A Two-Step mortgage begins with a fixed rate (usually lower than a fixed rate mortgage would be). There is one adjustment after a certain time (usually 5 or 7 years) to a new fixed rate – set at the current market rate at the time of the change. This adjustment has a cap to ensure that it will never be more than 6 percentage points higher than your original rate.


Much like a two-step mortgage, some ARMs provide an option to later convert to a fixed rate (based on the current market rate, at the time of conversion, but generally a little higher). The option may be easily exercised at certain specified times (generally during the first five years) for a nominal fee.


Contrary to convertible ARMs, fixed-period ARMs begin with a fixed rate that extends for a specified “fixed” period. At the end of that period, the interest rate (with certain caps) adjusts annually. The interest rates are lower than a standard 30-year mortgage as the lenders risk is lower since they are not locked in so long.


A balloon loan is a short-term fixed-rate loan with low, fixed payments for the short term period, but requiring a single large payoff, due at the end of the term (5, 7 or 10 years.) This can be advantageous if you plan on moving or selling within a few years. Even if you stay beyond the end of the short term of your balloon loan, you may be able to reconsider financing options at that time.

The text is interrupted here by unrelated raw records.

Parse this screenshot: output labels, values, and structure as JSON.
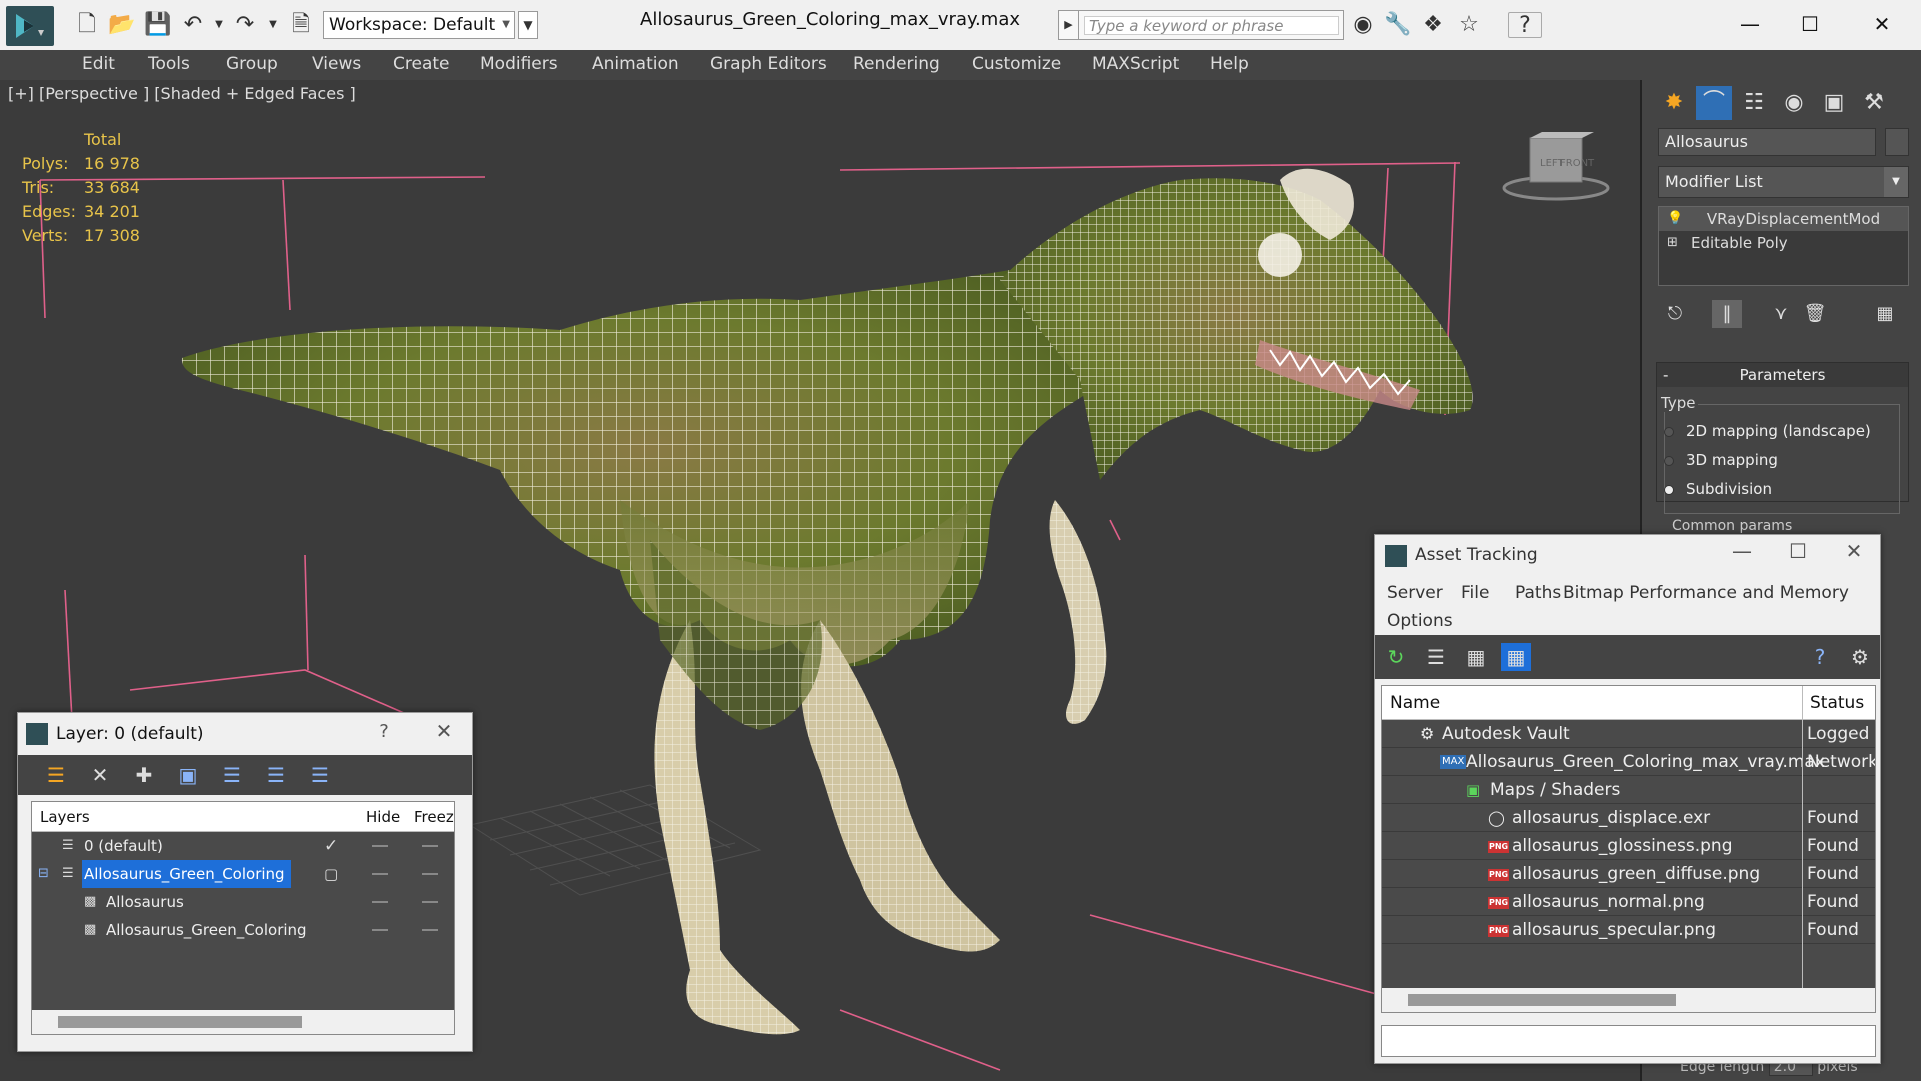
{
  "titlebar": {
    "workspace": "Workspace: Default",
    "document_title": "Allosaurus_Green_Coloring_max_vray.max",
    "search_placeholder": "Type a keyword or phrase"
  },
  "menubar": {
    "items": [
      "Edit",
      "Tools",
      "Group",
      "Views",
      "Create",
      "Modifiers",
      "Animation",
      "Graph Editors",
      "Rendering",
      "Customize",
      "MAXScript",
      "Help"
    ]
  },
  "viewport": {
    "label": "[+] [Perspective ] [Shaded + Edged Faces ]",
    "stats": {
      "header": "Total",
      "rows": [
        {
          "key": "Polys:",
          "value": "16 978"
        },
        {
          "key": "Tris:",
          "value": "33 684"
        },
        {
          "key": "Edges:",
          "value": "34 201"
        },
        {
          "key": "Verts:",
          "value": "17 308"
        }
      ]
    },
    "viewcube_labels": [
      "LEFT",
      "FRONT"
    ]
  },
  "command_panel": {
    "object_name": "Allosaurus",
    "modifier_list": "Modifier List",
    "stack": [
      "VRayDisplacementMod",
      "Editable Poly"
    ],
    "rollout_title": "Parameters",
    "type_label": "Type",
    "options": [
      {
        "label": "2D mapping (landscape)",
        "selected": false
      },
      {
        "label": "3D mapping",
        "selected": false
      },
      {
        "label": "Subdivision",
        "selected": true
      }
    ],
    "common_params": "Common params",
    "edge_length_label": "Edge length",
    "edge_length_value": "2.0",
    "edge_length_unit": "pixels"
  },
  "layer_window": {
    "title": "Layer: 0 (default)",
    "help": "?",
    "columns": [
      "Layers",
      "Hide",
      "Freez"
    ],
    "rows": [
      {
        "name": "0 (default)",
        "indent": 0,
        "selected": false,
        "current": true
      },
      {
        "name": "Allosaurus_Green_Coloring",
        "indent": 0,
        "selected": true,
        "current": false
      },
      {
        "name": "Allosaurus",
        "indent": 1,
        "selected": false,
        "current": false
      },
      {
        "name": "Allosaurus_Green_Coloring",
        "indent": 1,
        "selected": false,
        "current": false
      }
    ]
  },
  "asset_window": {
    "title": "Asset Tracking",
    "menus": [
      "Server",
      "File",
      "Paths",
      "Bitmap Performance and Memory",
      "Options"
    ],
    "columns": [
      "Name",
      "Status"
    ],
    "rows": [
      {
        "name": "Autodesk Vault",
        "status": "Logged",
        "indent": 0,
        "icon": "vault"
      },
      {
        "name": "Allosaurus_Green_Coloring_max_vray.max",
        "status": "Network",
        "indent": 1,
        "icon": "max"
      },
      {
        "name": "Maps / Shaders",
        "status": "",
        "indent": 2,
        "icon": "maps"
      },
      {
        "name": "allosaurus_displace.exr",
        "status": "Found",
        "indent": 3,
        "icon": "exr"
      },
      {
        "name": "allosaurus_glossiness.png",
        "status": "Found",
        "indent": 3,
        "icon": "png"
      },
      {
        "name": "allosaurus_green_diffuse.png",
        "status": "Found",
        "indent": 3,
        "icon": "png"
      },
      {
        "name": "allosaurus_normal.png",
        "status": "Found",
        "indent": 3,
        "icon": "png"
      },
      {
        "name": "allosaurus_specular.png",
        "status": "Found",
        "indent": 3,
        "icon": "png"
      }
    ]
  },
  "colors": {
    "accent": "#1e6fd9",
    "stats_text": "#e8c44a",
    "viewport_bg": "#3b3b3b",
    "panel_bg": "#444444",
    "mesh_wire": "#f2eedd",
    "mesh_skin": "#7d8a3a",
    "bbox_pink": "#e0608a"
  }
}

Generally a first mortgage will only finance 80 percent of the value of your property, requiring the borrower to pay a down payment for the difference. If your down payment is short, a piggyback loan serves like a second mortgage to make up the difference. The two loans are approved at the same time.


Qualification for a zero down mortgage is based on your ability to make your monthly payments. However, the loan will be larger than a typical mortgage and the interest rates higher. Not all lenders will make zero down mortgages; you may have to shop around. However, FHA loans have extremely small down payment requirements, coming close to a zero down mortgage.


Bridge loans cover the time period between when a buyer closes on a new mortgage and finalizes the sale of his previous home, at which time the bridge loan is paid off. This time period of owning both houses creates several problems for the buyer. Offers made with a contingency clause (contingent on the sale of the current house) are often turned down. Also, the buyer would be obligated on two mortgages, causing financial overburden repercussions. Bridge loans are usually 1 year loans, structured to pay off the first house, provide for six months interest on the bridge loan and closing costs, and contribute toward the down payment on the new house. The bridge loan is paid off when the first house sells. If the house does not sell within the first six months, the buyer will make interest-only payments on the bridge loan.


A buydown loans is a fixed rate mortgage that allows the borrower to pay points to lower the interest rate. The option may include a reduction for the life of the loan or only for a specified few years at the beginning of the loan. Some options will even finance the discount points. A buydown option lowers the payment amount and opens the possibility of qualifying for a higher priced home.


A reverse mortgage is designed to help elderly home owners benefit from their equity without having to sell their homes or make payments. The loan is funded through a lump sum payment, monthly payments or a line-of-credit. The money received from the loan is not taxable nor is it considered in determining Social Security or Medicare benefits. The loan does not have to be paid until the homeowner sells the property, moves or passes away. The elderly homeowner is secure in the home even if the loan term ends or the loan grows beyond the value of the property.